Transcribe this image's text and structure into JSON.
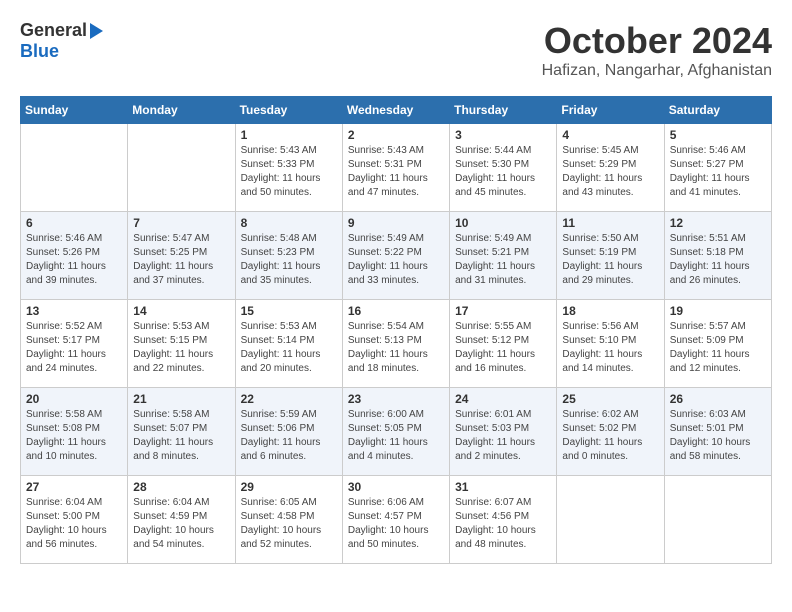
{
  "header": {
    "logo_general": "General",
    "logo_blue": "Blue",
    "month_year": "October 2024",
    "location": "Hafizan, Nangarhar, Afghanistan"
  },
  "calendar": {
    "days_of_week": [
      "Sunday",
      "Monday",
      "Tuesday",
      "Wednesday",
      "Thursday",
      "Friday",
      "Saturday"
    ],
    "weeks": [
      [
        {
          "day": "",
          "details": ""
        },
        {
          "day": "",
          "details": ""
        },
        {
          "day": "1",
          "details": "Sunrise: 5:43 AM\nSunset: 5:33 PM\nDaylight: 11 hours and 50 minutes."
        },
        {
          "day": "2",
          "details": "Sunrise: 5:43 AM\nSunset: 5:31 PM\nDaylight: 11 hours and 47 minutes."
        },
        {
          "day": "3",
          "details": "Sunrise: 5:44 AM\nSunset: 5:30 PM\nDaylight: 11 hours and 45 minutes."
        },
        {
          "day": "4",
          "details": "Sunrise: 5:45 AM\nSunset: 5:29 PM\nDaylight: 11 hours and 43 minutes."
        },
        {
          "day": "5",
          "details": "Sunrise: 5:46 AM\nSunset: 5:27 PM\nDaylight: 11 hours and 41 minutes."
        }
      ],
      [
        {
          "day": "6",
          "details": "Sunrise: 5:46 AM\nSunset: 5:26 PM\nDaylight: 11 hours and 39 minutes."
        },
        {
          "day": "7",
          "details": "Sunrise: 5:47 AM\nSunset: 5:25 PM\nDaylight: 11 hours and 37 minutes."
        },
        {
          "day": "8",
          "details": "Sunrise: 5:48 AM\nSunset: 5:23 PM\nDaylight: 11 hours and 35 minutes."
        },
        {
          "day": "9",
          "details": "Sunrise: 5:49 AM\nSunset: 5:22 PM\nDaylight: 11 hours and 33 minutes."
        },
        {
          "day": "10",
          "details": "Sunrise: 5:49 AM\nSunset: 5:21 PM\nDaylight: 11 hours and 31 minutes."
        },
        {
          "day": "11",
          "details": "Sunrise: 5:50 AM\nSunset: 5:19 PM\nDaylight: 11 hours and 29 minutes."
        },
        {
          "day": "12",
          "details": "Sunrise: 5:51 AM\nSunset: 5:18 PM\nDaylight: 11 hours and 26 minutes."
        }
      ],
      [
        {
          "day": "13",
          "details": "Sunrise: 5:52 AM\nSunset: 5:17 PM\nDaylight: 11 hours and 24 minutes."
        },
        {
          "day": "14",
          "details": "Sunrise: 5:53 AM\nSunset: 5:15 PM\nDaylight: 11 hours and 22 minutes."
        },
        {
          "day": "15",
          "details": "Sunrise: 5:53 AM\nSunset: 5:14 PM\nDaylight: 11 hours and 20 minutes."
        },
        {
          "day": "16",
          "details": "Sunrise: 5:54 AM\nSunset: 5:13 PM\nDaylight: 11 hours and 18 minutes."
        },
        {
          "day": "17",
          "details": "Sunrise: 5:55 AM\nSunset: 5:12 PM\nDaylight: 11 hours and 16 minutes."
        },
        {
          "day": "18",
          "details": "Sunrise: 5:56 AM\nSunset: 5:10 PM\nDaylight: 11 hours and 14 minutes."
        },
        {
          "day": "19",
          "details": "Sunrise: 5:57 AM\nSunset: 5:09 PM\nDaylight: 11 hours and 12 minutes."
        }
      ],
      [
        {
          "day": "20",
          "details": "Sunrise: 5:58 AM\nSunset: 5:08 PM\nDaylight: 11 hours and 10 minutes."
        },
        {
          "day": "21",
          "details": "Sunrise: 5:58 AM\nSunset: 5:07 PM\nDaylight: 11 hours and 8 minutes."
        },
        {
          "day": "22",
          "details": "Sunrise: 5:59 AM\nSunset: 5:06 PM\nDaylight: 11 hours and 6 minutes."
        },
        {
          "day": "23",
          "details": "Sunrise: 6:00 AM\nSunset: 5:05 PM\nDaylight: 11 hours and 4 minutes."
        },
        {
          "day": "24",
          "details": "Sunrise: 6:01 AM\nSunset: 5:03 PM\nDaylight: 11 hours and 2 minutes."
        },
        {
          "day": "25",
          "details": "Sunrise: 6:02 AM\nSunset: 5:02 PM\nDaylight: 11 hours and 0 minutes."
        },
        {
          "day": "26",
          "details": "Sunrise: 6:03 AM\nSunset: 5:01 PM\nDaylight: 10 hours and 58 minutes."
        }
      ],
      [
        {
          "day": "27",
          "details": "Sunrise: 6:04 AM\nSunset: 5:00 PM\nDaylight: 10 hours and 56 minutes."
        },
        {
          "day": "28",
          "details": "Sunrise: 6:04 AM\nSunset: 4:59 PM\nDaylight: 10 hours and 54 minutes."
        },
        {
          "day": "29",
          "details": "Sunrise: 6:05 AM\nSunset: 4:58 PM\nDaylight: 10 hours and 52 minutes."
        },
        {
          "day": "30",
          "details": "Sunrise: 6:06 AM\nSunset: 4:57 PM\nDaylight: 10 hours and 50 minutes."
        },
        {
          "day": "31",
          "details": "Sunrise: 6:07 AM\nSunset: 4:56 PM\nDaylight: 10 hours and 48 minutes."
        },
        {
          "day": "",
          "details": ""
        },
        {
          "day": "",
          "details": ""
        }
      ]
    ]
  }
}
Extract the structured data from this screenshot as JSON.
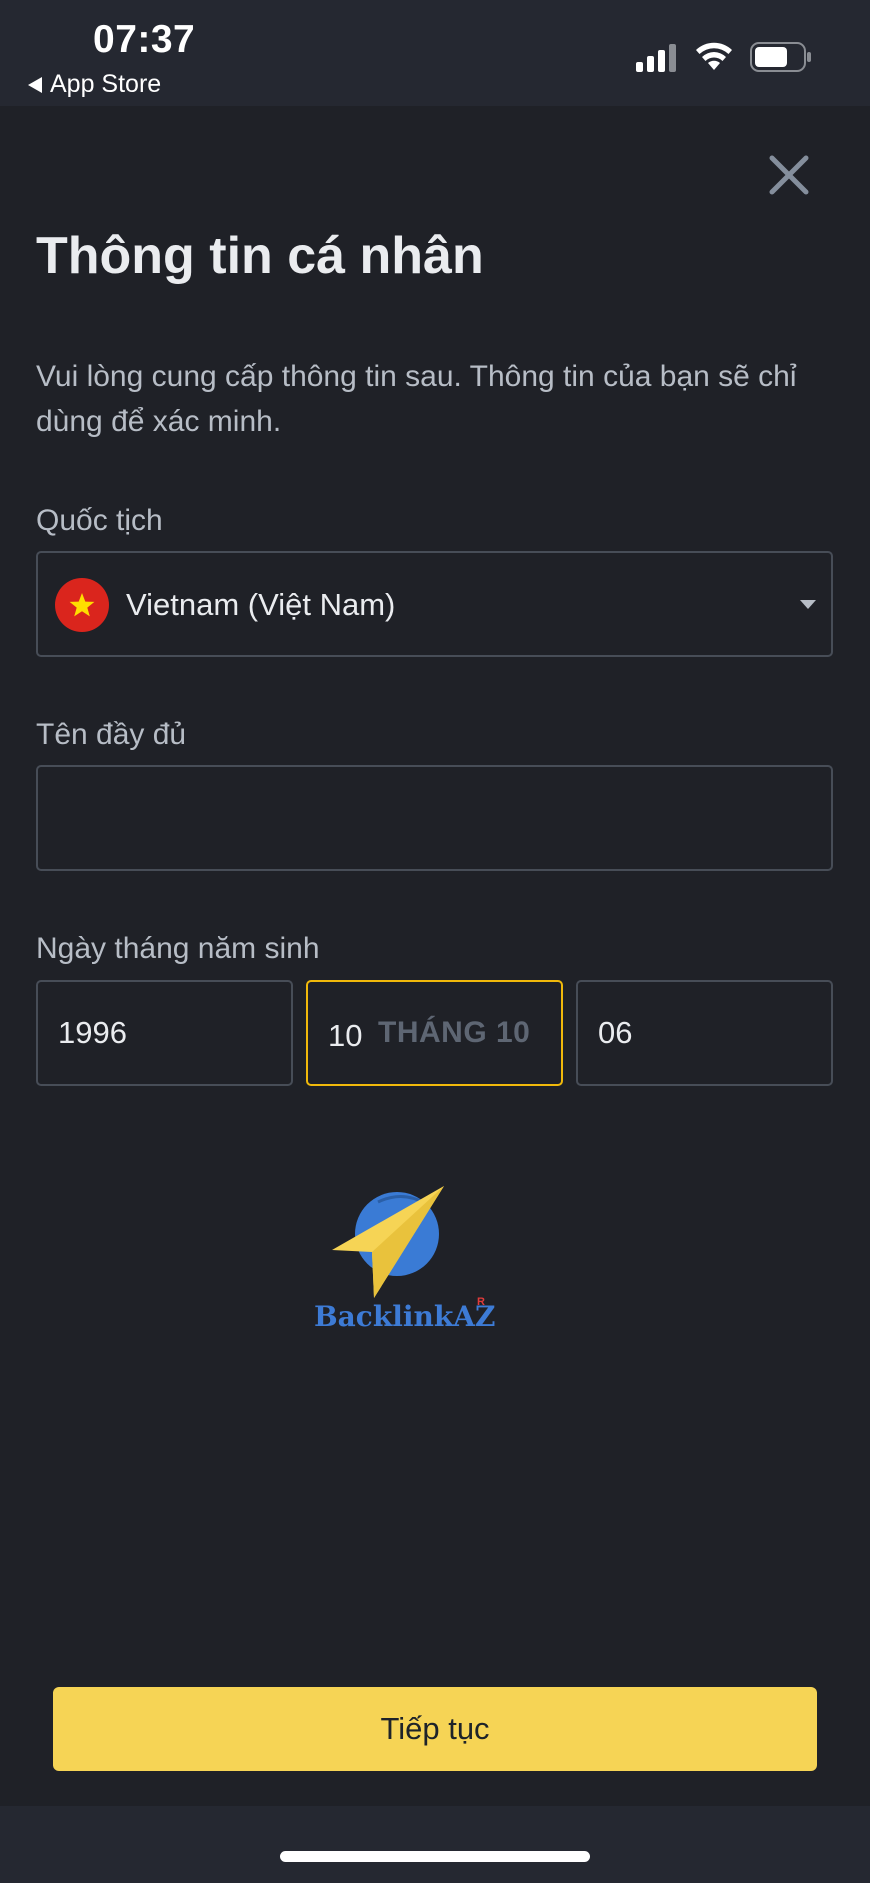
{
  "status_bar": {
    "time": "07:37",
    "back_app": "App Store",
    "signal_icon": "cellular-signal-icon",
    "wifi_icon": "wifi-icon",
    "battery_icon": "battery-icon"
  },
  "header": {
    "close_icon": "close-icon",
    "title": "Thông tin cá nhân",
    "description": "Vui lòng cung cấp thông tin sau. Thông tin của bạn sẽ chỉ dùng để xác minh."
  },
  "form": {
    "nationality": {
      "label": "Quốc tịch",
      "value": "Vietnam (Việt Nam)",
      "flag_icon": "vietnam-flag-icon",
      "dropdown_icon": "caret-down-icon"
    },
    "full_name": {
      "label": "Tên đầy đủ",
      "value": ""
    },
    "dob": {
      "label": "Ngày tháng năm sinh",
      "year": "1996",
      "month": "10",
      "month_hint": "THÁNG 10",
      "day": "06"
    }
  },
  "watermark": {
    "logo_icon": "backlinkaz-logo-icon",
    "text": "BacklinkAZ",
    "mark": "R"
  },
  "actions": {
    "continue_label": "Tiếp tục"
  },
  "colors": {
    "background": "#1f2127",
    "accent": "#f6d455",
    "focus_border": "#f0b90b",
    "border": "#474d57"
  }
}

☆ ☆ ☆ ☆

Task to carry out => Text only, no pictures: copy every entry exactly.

Exercise output =>
Transcribe this image's text and structure into JSON.
{
  "header": {
    "logo_general": "General",
    "logo_blue": "Blue",
    "month_year": "October 2024",
    "location": "Hafizan, Nangarhar, Afghanistan"
  },
  "calendar": {
    "days_of_week": [
      "Sunday",
      "Monday",
      "Tuesday",
      "Wednesday",
      "Thursday",
      "Friday",
      "Saturday"
    ],
    "weeks": [
      [
        {
          "day": "",
          "details": ""
        },
        {
          "day": "",
          "details": ""
        },
        {
          "day": "1",
          "details": "Sunrise: 5:43 AM\nSunset: 5:33 PM\nDaylight: 11 hours and 50 minutes."
        },
        {
          "day": "2",
          "details": "Sunrise: 5:43 AM\nSunset: 5:31 PM\nDaylight: 11 hours and 47 minutes."
        },
        {
          "day": "3",
          "details": "Sunrise: 5:44 AM\nSunset: 5:30 PM\nDaylight: 11 hours and 45 minutes."
        },
        {
          "day": "4",
          "details": "Sunrise: 5:45 AM\nSunset: 5:29 PM\nDaylight: 11 hours and 43 minutes."
        },
        {
          "day": "5",
          "details": "Sunrise: 5:46 AM\nSunset: 5:27 PM\nDaylight: 11 hours and 41 minutes."
        }
      ],
      [
        {
          "day": "6",
          "details": "Sunrise: 5:46 AM\nSunset: 5:26 PM\nDaylight: 11 hours and 39 minutes."
        },
        {
          "day": "7",
          "details": "Sunrise: 5:47 AM\nSunset: 5:25 PM\nDaylight: 11 hours and 37 minutes."
        },
        {
          "day": "8",
          "details": "Sunrise: 5:48 AM\nSunset: 5:23 PM\nDaylight: 11 hours and 35 minutes."
        },
        {
          "day": "9",
          "details": "Sunrise: 5:49 AM\nSunset: 5:22 PM\nDaylight: 11 hours and 33 minutes."
        },
        {
          "day": "10",
          "details": "Sunrise: 5:49 AM\nSunset: 5:21 PM\nDaylight: 11 hours and 31 minutes."
        },
        {
          "day": "11",
          "details": "Sunrise: 5:50 AM\nSunset: 5:19 PM\nDaylight: 11 hours and 29 minutes."
        },
        {
          "day": "12",
          "details": "Sunrise: 5:51 AM\nSunset: 5:18 PM\nDaylight: 11 hours and 26 minutes."
        }
      ],
      [
        {
          "day": "13",
          "details": "Sunrise: 5:52 AM\nSunset: 5:17 PM\nDaylight: 11 hours and 24 minutes."
        },
        {
          "day": "14",
          "details": "Sunrise: 5:53 AM\nSunset: 5:15 PM\nDaylight: 11 hours and 22 minutes."
        },
        {
          "day": "15",
          "details": "Sunrise: 5:53 AM\nSunset: 5:14 PM\nDaylight: 11 hours and 20 minutes."
        },
        {
          "day": "16",
          "details": "Sunrise: 5:54 AM\nSunset: 5:13 PM\nDaylight: 11 hours and 18 minutes."
        },
        {
          "day": "17",
          "details": "Sunrise: 5:55 AM\nSunset: 5:12 PM\nDaylight: 11 hours and 16 minutes."
        },
        {
          "day": "18",
          "details": "Sunrise: 5:56 AM\nSunset: 5:10 PM\nDaylight: 11 hours and 14 minutes."
        },
        {
          "day": "19",
          "details": "Sunrise: 5:57 AM\nSunset: 5:09 PM\nDaylight: 11 hours and 12 minutes."
        }
      ],
      [
        {
          "day": "20",
          "details": "Sunrise: 5:58 AM\nSunset: 5:08 PM\nDaylight: 11 hours and 10 minutes."
        },
        {
          "day": "21",
          "details": "Sunrise: 5:58 AM\nSunset: 5:07 PM\nDaylight: 11 hours and 8 minutes."
        },
        {
          "day": "22",
          "details": "Sunrise: 5:59 AM\nSunset: 5:06 PM\nDaylight: 11 hours and 6 minutes."
        },
        {
          "day": "23",
          "details": "Sunrise: 6:00 AM\nSunset: 5:05 PM\nDaylight: 11 hours and 4 minutes."
        },
        {
          "day": "24",
          "details": "Sunrise: 6:01 AM\nSunset: 5:03 PM\nDaylight: 11 hours and 2 minutes."
        },
        {
          "day": "25",
          "details": "Sunrise: 6:02 AM\nSunset: 5:02 PM\nDaylight: 11 hours and 0 minutes."
        },
        {
          "day": "26",
          "details": "Sunrise: 6:03 AM\nSunset: 5:01 PM\nDaylight: 10 hours and 58 minutes."
        }
      ],
      [
        {
          "day": "27",
          "details": "Sunrise: 6:04 AM\nSunset: 5:00 PM\nDaylight: 10 hours and 56 minutes."
        },
        {
          "day": "28",
          "details": "Sunrise: 6:04 AM\nSunset: 4:59 PM\nDaylight: 10 hours and 54 minutes."
        },
        {
          "day": "29",
          "details": "Sunrise: 6:05 AM\nSunset: 4:58 PM\nDaylight: 10 hours and 52 minutes."
        },
        {
          "day": "30",
          "details": "Sunrise: 6:06 AM\nSunset: 4:57 PM\nDaylight: 10 hours and 50 minutes."
        },
        {
          "day": "31",
          "details": "Sunrise: 6:07 AM\nSunset: 4:56 PM\nDaylight: 10 hours and 48 minutes."
        },
        {
          "day": "",
          "details": ""
        },
        {
          "day": "",
          "details": ""
        }
      ]
    ]
  }
}
Extract the structured data from this screenshot as JSON.
{
  "status_bar": {
    "time": "07:37",
    "back_app": "App Store",
    "signal_icon": "cellular-signal-icon",
    "wifi_icon": "wifi-icon",
    "battery_icon": "battery-icon"
  },
  "header": {
    "close_icon": "close-icon",
    "title": "Thông tin cá nhân",
    "description": "Vui lòng cung cấp thông tin sau. Thông tin của bạn sẽ chỉ dùng để xác minh."
  },
  "form": {
    "nationality": {
      "label": "Quốc tịch",
      "value": "Vietnam (Việt Nam)",
      "flag_icon": "vietnam-flag-icon",
      "dropdown_icon": "caret-down-icon"
    },
    "full_name": {
      "label": "Tên đầy đủ",
      "value": ""
    },
    "dob": {
      "label": "Ngày tháng năm sinh",
      "year": "1996",
      "month": "10",
      "month_hint": "THÁNG 10",
      "day": "06"
    }
  },
  "watermark": {
    "logo_icon": "backlinkaz-logo-icon",
    "text": "BacklinkAZ",
    "mark": "R"
  },
  "actions": {
    "continue_label": "Tiếp tục"
  },
  "colors": {
    "background": "#1f2127",
    "accent": "#f6d455",
    "focus_border": "#f0b90b",
    "border": "#474d57"
  }
}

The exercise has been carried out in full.